In Pentapolis, he is urged to participate in a jousting tournament for the hand of King Simonides’s (Scott Ripley again) daughter, the beautiful Thaisa (Brooke Parks). At the evening’s celebration, the king encourages Pericles, the victor, to dance with her. In a particularly hilarious scene, the flat-footed Pericles becomes besotted by Thaisa. Soon after, they wed and later he takes his pregnant wife back to Tyre by ship, where she drowns after childbirth.
When their daughter Marina (Jennie Greenberry again) grows up, she is abducted by pirates and sold into prostitution, where she remains a virgin by convincing men they should choose virtue over the pleasures of the flesh.
“She is able to freeze the god Priapus,” declares her captor, played by Michael J. Hume in gold lurex and platform heels as the bawdyhouse owner.
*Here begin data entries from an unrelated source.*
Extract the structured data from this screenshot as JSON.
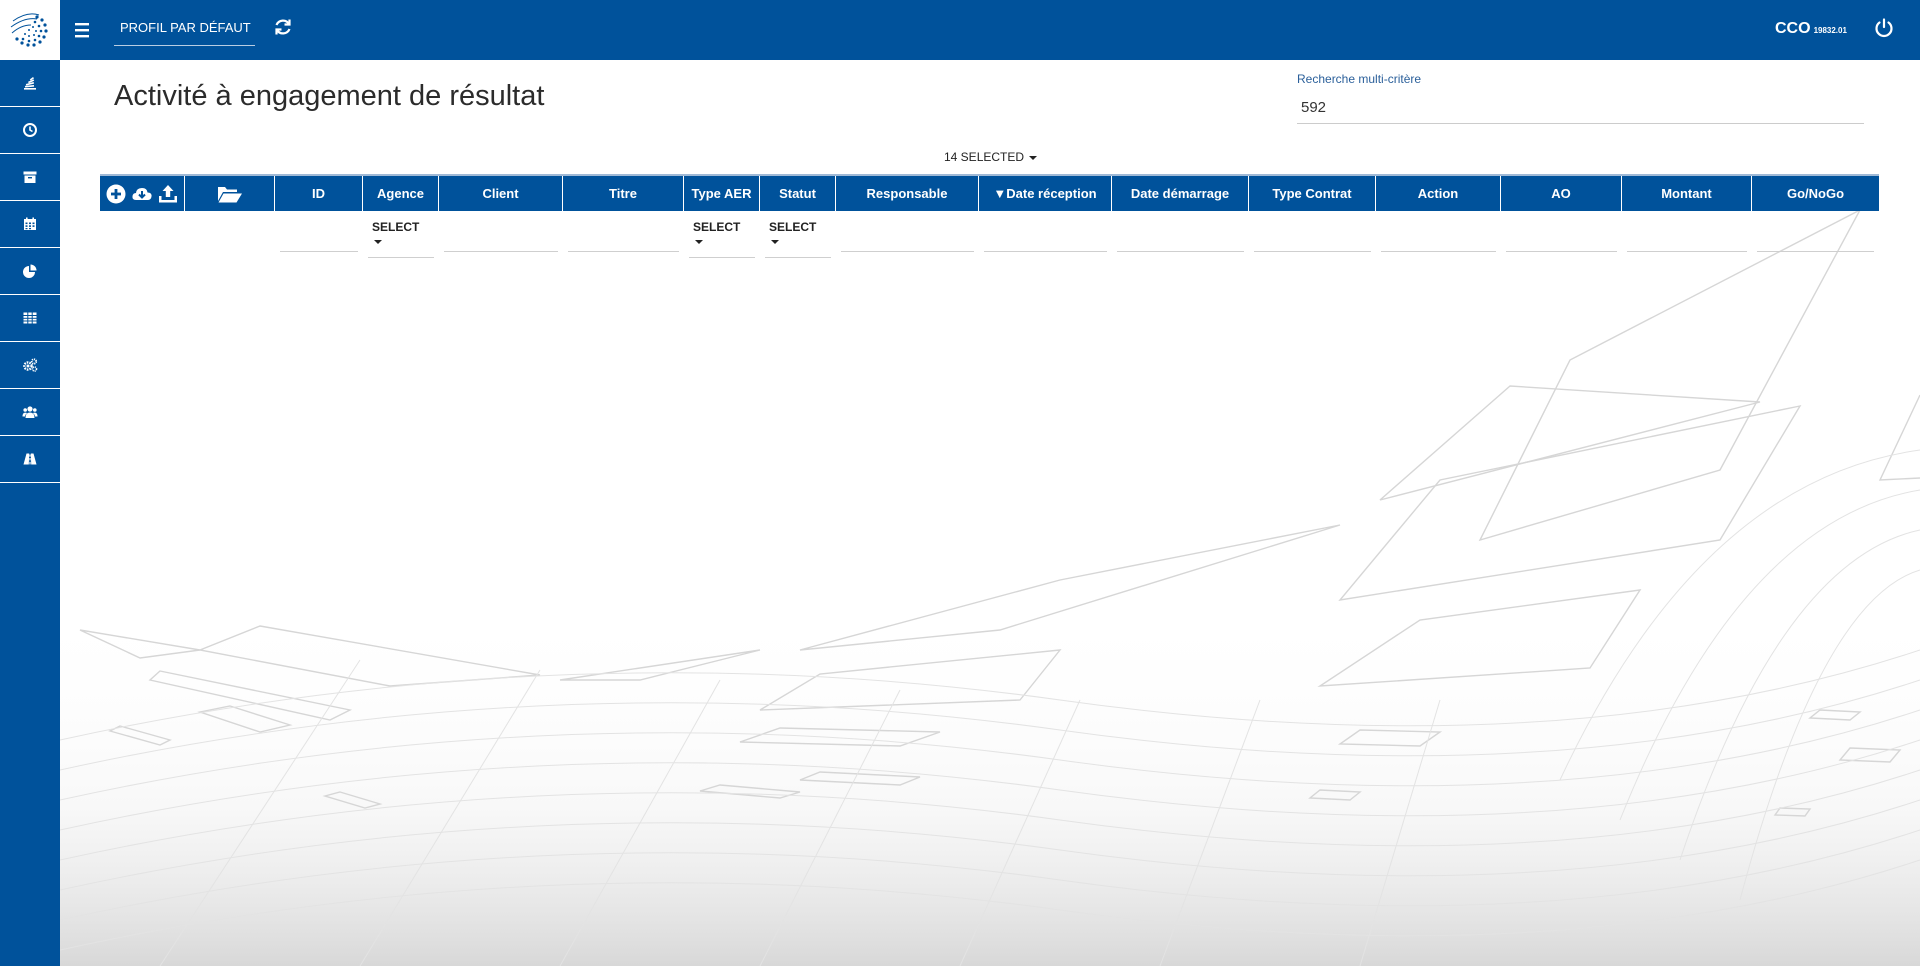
{
  "header": {
    "profile_label": "PROFIL PAR DÉFAUT",
    "user_name": "CCO",
    "user_code": "19832.01"
  },
  "page": {
    "title": "Activité à engagement de résultat"
  },
  "search": {
    "label": "Recherche multi-critère",
    "value": "592"
  },
  "columns_selector": {
    "label": "14 SELECTED"
  },
  "grid": {
    "columns": [
      "ID",
      "Agence",
      "Client",
      "Titre",
      "Type AER",
      "Statut",
      "Responsable",
      "▼Date réception",
      "Date démarrage",
      "Type Contrat",
      "Action",
      "AO",
      "Montant",
      "Go/NoGo"
    ],
    "filter_select_label": "SELECT"
  },
  "sidebar": {
    "items": [
      "stack-icon",
      "clock-icon",
      "archive-icon",
      "calendar-icon",
      "pie-chart-icon",
      "table-icon",
      "gears-icon",
      "users-icon",
      "road-icon"
    ]
  },
  "colors": {
    "primary": "#00529b",
    "background": "#ffffff"
  }
}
But it is Lord Lysimachus, governor of the region (Michael Gabriel Goodfriend), who, noting her good breeding, buys her freedom with sacks of gold. All’s well that ends well, but I won’t reveal how.
A terrific cast sings some of the poetry-set-to-song by Tony-Award winner Jack Herrick, who employs the period genre of Elizabethan madrigals. Costumes by Raquel Barreto appear to have sprung from ancient friezes on Greek temples. Look for the hauntingly beautiful goddess Diana (Emily Serdahl) to offer guidance and solace. We need it in these turbulent times.